* _Try it_
Each entry that follows must be output without any deviation.

[Provided material]

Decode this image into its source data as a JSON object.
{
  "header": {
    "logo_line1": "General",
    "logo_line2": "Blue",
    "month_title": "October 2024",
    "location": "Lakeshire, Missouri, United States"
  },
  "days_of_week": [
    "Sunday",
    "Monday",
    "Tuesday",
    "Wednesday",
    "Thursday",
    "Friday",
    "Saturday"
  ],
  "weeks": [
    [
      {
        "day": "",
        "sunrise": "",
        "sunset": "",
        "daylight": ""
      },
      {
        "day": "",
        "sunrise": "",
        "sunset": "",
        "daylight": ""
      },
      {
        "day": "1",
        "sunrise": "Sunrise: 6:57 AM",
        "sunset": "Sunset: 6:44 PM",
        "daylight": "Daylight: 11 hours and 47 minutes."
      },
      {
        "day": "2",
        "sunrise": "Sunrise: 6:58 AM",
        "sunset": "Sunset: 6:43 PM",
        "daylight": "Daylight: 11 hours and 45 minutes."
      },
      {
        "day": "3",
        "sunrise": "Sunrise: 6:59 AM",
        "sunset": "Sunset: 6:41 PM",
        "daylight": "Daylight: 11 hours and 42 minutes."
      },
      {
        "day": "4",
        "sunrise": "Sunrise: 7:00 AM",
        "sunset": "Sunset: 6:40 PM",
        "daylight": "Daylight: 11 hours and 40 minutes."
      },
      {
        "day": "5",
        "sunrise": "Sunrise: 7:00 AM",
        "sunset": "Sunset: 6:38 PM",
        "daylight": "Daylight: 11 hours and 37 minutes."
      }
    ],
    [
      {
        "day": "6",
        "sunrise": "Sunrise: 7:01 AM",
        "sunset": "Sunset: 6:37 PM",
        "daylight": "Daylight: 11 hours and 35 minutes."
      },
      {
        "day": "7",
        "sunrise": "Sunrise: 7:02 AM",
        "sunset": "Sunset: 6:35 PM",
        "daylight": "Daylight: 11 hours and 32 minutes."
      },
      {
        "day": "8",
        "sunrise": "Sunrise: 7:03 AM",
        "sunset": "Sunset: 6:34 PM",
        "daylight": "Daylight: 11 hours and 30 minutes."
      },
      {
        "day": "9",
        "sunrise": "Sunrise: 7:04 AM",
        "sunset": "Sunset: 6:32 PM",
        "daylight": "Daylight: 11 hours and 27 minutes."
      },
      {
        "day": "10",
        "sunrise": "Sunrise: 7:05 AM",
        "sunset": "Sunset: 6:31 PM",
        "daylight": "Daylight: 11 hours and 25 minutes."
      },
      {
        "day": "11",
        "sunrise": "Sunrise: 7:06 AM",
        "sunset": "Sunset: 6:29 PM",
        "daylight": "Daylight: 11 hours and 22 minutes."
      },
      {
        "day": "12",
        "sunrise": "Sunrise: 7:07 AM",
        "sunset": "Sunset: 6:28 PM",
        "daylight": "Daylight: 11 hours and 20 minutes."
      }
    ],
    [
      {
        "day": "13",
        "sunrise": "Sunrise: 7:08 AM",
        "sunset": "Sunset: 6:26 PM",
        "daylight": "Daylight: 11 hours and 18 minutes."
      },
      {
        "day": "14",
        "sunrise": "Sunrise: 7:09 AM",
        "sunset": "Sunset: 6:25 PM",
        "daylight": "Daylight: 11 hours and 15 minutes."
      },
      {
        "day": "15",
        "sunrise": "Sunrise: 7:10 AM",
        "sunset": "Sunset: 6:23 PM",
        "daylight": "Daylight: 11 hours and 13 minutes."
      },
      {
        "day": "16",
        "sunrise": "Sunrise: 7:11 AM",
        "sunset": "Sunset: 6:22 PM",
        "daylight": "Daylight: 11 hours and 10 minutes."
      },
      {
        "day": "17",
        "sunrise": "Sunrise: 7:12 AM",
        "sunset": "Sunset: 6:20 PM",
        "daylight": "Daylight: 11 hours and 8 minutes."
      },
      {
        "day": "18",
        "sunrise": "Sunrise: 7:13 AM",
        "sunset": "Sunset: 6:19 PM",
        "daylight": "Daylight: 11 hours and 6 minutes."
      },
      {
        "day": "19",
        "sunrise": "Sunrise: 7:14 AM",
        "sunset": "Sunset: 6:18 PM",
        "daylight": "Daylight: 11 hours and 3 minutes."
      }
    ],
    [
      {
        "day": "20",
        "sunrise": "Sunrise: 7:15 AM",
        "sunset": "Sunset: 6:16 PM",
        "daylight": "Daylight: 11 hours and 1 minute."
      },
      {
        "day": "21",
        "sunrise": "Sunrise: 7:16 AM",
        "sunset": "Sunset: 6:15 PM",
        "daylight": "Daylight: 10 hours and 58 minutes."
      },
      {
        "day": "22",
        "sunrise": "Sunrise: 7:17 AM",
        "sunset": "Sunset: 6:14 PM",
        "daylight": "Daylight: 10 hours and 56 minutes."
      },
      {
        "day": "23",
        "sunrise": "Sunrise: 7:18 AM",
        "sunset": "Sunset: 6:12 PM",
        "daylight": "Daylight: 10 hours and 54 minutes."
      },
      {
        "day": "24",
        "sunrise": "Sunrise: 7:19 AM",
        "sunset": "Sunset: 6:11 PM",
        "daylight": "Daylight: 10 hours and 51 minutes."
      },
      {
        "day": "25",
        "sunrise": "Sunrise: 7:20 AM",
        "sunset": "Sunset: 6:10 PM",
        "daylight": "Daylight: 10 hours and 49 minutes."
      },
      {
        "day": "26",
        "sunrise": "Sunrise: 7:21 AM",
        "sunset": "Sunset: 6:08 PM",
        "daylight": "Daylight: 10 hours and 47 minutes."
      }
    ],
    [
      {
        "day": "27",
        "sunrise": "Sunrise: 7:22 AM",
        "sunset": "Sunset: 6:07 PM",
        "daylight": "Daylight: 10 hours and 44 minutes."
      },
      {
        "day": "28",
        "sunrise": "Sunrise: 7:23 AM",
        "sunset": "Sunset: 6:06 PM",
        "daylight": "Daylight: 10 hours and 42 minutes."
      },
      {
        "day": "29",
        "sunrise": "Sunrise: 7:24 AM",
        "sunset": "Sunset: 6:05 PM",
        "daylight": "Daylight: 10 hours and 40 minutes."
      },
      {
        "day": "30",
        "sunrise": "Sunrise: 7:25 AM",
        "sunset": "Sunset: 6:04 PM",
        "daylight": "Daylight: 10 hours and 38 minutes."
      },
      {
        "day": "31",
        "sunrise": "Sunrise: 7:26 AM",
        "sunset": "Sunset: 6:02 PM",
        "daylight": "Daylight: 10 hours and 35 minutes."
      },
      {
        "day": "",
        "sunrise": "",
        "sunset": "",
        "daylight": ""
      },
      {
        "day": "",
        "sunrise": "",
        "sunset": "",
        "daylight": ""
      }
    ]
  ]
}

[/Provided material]

* _Task output_
Decode this image into its source data as a JSON object.
{
  "header": {
    "logo_line1": "General",
    "logo_line2": "Blue",
    "month_title": "October 2024",
    "location": "Lakeshire, Missouri, United States"
  },
  "days_of_week": [
    "Sunday",
    "Monday",
    "Tuesday",
    "Wednesday",
    "Thursday",
    "Friday",
    "Saturday"
  ],
  "weeks": [
    [
      {
        "day": "",
        "sunrise": "",
        "sunset": "",
        "daylight": ""
      },
      {
        "day": "",
        "sunrise": "",
        "sunset": "",
        "daylight": ""
      },
      {
        "day": "1",
        "sunrise": "Sunrise: 6:57 AM",
        "sunset": "Sunset: 6:44 PM",
        "daylight": "Daylight: 11 hours and 47 minutes."
      },
      {
        "day": "2",
        "sunrise": "Sunrise: 6:58 AM",
        "sunset": "Sunset: 6:43 PM",
        "daylight": "Daylight: 11 hours and 45 minutes."
      },
      {
        "day": "3",
        "sunrise": "Sunrise: 6:59 AM",
        "sunset": "Sunset: 6:41 PM",
        "daylight": "Daylight: 11 hours and 42 minutes."
      },
      {
        "day": "4",
        "sunrise": "Sunrise: 7:00 AM",
        "sunset": "Sunset: 6:40 PM",
        "daylight": "Daylight: 11 hours and 40 minutes."
      },
      {
        "day": "5",
        "sunrise": "Sunrise: 7:00 AM",
        "sunset": "Sunset: 6:38 PM",
        "daylight": "Daylight: 11 hours and 37 minutes."
      }
    ],
    [
      {
        "day": "6",
        "sunrise": "Sunrise: 7:01 AM",
        "sunset": "Sunset: 6:37 PM",
        "daylight": "Daylight: 11 hours and 35 minutes."
      },
      {
        "day": "7",
        "sunrise": "Sunrise: 7:02 AM",
        "sunset": "Sunset: 6:35 PM",
        "daylight": "Daylight: 11 hours and 32 minutes."
      },
      {
        "day": "8",
        "sunrise": "Sunrise: 7:03 AM",
        "sunset": "Sunset: 6:34 PM",
        "daylight": "Daylight: 11 hours and 30 minutes."
      },
      {
        "day": "9",
        "sunrise": "Sunrise: 7:04 AM",
        "sunset": "Sunset: 6:32 PM",
        "daylight": "Daylight: 11 hours and 27 minutes."
      },
      {
        "day": "10",
        "sunrise": "Sunrise: 7:05 AM",
        "sunset": "Sunset: 6:31 PM",
        "daylight": "Daylight: 11 hours and 25 minutes."
      },
      {
        "day": "11",
        "sunrise": "Sunrise: 7:06 AM",
        "sunset": "Sunset: 6:29 PM",
        "daylight": "Daylight: 11 hours and 22 minutes."
      },
      {
        "day": "12",
        "sunrise": "Sunrise: 7:07 AM",
        "sunset": "Sunset: 6:28 PM",
        "daylight": "Daylight: 11 hours and 20 minutes."
      }
    ],
    [
      {
        "day": "13",
        "sunrise": "Sunrise: 7:08 AM",
        "sunset": "Sunset: 6:26 PM",
        "daylight": "Daylight: 11 hours and 18 minutes."
      },
      {
        "day": "14",
        "sunrise": "Sunrise: 7:09 AM",
        "sunset": "Sunset: 6:25 PM",
        "daylight": "Daylight: 11 hours and 15 minutes."
      },
      {
        "day": "15",
        "sunrise": "Sunrise: 7:10 AM",
        "sunset": "Sunset: 6:23 PM",
        "daylight": "Daylight: 11 hours and 13 minutes."
      },
      {
        "day": "16",
        "sunrise": "Sunrise: 7:11 AM",
        "sunset": "Sunset: 6:22 PM",
        "daylight": "Daylight: 11 hours and 10 minutes."
      },
      {
        "day": "17",
        "sunrise": "Sunrise: 7:12 AM",
        "sunset": "Sunset: 6:20 PM",
        "daylight": "Daylight: 11 hours and 8 minutes."
      },
      {
        "day": "18",
        "sunrise": "Sunrise: 7:13 AM",
        "sunset": "Sunset: 6:19 PM",
        "daylight": "Daylight: 11 hours and 6 minutes."
      },
      {
        "day": "19",
        "sunrise": "Sunrise: 7:14 AM",
        "sunset": "Sunset: 6:18 PM",
        "daylight": "Daylight: 11 hours and 3 minutes."
      }
    ],
    [
      {
        "day": "20",
        "sunrise": "Sunrise: 7:15 AM",
        "sunset": "Sunset: 6:16 PM",
        "daylight": "Daylight: 11 hours and 1 minute."
      },
      {
        "day": "21",
        "sunrise": "Sunrise: 7:16 AM",
        "sunset": "Sunset: 6:15 PM",
        "daylight": "Daylight: 10 hours and 58 minutes."
      },
      {
        "day": "22",
        "sunrise": "Sunrise: 7:17 AM",
        "sunset": "Sunset: 6:14 PM",
        "daylight": "Daylight: 10 hours and 56 minutes."
      },
      {
        "day": "23",
        "sunrise": "Sunrise: 7:18 AM",
        "sunset": "Sunset: 6:12 PM",
        "daylight": "Daylight: 10 hours and 54 minutes."
      },
      {
        "day": "24",
        "sunrise": "Sunrise: 7:19 AM",
        "sunset": "Sunset: 6:11 PM",
        "daylight": "Daylight: 10 hours and 51 minutes."
      },
      {
        "day": "25",
        "sunrise": "Sunrise: 7:20 AM",
        "sunset": "Sunset: 6:10 PM",
        "daylight": "Daylight: 10 hours and 49 minutes."
      },
      {
        "day": "26",
        "sunrise": "Sunrise: 7:21 AM",
        "sunset": "Sunset: 6:08 PM",
        "daylight": "Daylight: 10 hours and 47 minutes."
      }
    ],
    [
      {
        "day": "27",
        "sunrise": "Sunrise: 7:22 AM",
        "sunset": "Sunset: 6:07 PM",
        "daylight": "Daylight: 10 hours and 44 minutes."
      },
      {
        "day": "28",
        "sunrise": "Sunrise: 7:23 AM",
        "sunset": "Sunset: 6:06 PM",
        "daylight": "Daylight: 10 hours and 42 minutes."
      },
      {
        "day": "29",
        "sunrise": "Sunrise: 7:24 AM",
        "sunset": "Sunset: 6:05 PM",
        "daylight": "Daylight: 10 hours and 40 minutes."
      },
      {
        "day": "30",
        "sunrise": "Sunrise: 7:25 AM",
        "sunset": "Sunset: 6:04 PM",
        "daylight": "Daylight: 10 hours and 38 minutes."
      },
      {
        "day": "31",
        "sunrise": "Sunrise: 7:26 AM",
        "sunset": "Sunset: 6:02 PM",
        "daylight": "Daylight: 10 hours and 35 minutes."
      },
      {
        "day": "",
        "sunrise": "",
        "sunset": "",
        "daylight": ""
      },
      {
        "day": "",
        "sunrise": "",
        "sunset": "",
        "daylight": ""
      }
    ]
  ]
}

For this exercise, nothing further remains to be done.